New chapter sheds light on intellectual property and sustainable development

Prof. Faith Majekolagbe argues IP has impacts beyond innovation

Doug Johnson - 28 March 2024

Assistant Professor Faith Majekolagbe of the University of Alberta Faculty of Law is aiming to shed light on the role that intellectual property plays in global development. 

Her chapter was recently published in The Elgar Companion to Intellectual Property and the Sustainable Development Goals

For her contribution to the publication, Majekolagbe wrote on the role that the World Intellectual Property Organization (WIPO) can play in furthering the United Nations Sustainable Development Goals (SDGs). The SDGs are a list of 17 items that governments and other organizations — including universities like the U of A — need to further in order to foster peace and prosperity around the globe. 

“As a legal researcher, I look at the ways legal systems could affect the actualization of the SDGs, and point out things that need to be done for those systems to be better positioned to positively impact the SDGs,” Majekolagbe says. 

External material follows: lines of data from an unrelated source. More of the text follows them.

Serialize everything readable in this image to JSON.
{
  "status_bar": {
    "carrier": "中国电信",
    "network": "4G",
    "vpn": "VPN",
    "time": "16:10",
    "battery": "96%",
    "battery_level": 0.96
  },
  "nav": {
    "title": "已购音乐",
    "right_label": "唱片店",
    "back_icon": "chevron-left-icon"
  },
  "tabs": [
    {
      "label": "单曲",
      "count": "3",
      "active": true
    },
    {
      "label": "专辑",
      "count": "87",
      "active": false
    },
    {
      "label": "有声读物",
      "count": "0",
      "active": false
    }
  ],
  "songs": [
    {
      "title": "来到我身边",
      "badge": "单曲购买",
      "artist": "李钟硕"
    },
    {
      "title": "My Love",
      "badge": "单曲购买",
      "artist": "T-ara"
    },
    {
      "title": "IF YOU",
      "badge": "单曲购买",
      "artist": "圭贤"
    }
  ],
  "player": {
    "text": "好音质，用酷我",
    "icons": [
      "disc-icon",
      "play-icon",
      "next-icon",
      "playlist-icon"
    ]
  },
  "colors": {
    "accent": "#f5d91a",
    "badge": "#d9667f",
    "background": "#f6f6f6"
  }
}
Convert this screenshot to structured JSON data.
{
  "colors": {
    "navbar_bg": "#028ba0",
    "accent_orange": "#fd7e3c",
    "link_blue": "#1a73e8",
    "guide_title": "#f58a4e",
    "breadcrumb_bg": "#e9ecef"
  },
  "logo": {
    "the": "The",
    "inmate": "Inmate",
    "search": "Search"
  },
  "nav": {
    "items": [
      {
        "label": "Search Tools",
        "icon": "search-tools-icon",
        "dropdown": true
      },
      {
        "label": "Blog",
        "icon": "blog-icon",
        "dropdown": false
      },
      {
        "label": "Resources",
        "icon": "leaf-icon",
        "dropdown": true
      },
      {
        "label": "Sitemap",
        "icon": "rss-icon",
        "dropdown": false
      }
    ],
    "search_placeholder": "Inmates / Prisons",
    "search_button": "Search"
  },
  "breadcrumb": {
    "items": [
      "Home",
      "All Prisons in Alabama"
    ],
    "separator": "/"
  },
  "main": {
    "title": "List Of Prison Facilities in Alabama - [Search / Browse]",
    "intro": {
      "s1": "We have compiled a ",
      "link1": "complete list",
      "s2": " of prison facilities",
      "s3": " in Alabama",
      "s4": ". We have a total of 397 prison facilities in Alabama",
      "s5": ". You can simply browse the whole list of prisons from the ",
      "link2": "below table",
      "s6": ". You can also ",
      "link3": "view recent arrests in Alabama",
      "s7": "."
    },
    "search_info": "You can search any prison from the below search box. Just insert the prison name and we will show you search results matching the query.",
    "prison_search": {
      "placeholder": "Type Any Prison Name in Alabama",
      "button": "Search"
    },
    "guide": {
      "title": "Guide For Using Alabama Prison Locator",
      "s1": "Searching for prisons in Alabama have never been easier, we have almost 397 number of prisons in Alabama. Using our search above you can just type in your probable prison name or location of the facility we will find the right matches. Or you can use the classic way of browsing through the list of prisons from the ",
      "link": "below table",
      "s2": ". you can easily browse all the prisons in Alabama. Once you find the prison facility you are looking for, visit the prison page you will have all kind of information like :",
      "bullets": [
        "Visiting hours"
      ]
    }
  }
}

According to Majekolagbe’s work, the WIPO’s official stance is that its operations only pertain to SDG 9, innovation. However, her chapter argues that IP has impacts that go beyond just innovation.

Majekolagbe drew upon existing literature pertaining to IP and the WIPO, including historical documents, old negotiations and secondary literature.

IP laws across the globe inevitably touch upon developments that impact the realization of the SDGs, she says. For instance, the development of new drugs to treat illnesses, or new pieces of machinery that could have a positive impact on food security. If a company creates these IP goods, they can patent them, preventing other companies from manufacturing them without a license. This, inevitably, plays a role in how much IP goods will cost, impacting who around the world can afford them. 

Often, developing new drugs or tools or other types of products involves “borrowing” concepts from existing products. As such, if a patent covers many aspects of a product, it could end up stifling future developments. 

“When a person cannot use another person’s work in certain ways, it could actually impact innovation negatively,” Majekolagbe says. 

The chapter also notes that the WIPO needs to rethink how its mandate relates to the SDGs. It added that this new scope would, ideally, be consistent with the UN’s efforts to further the SDGs and in a way that considers inclusivity.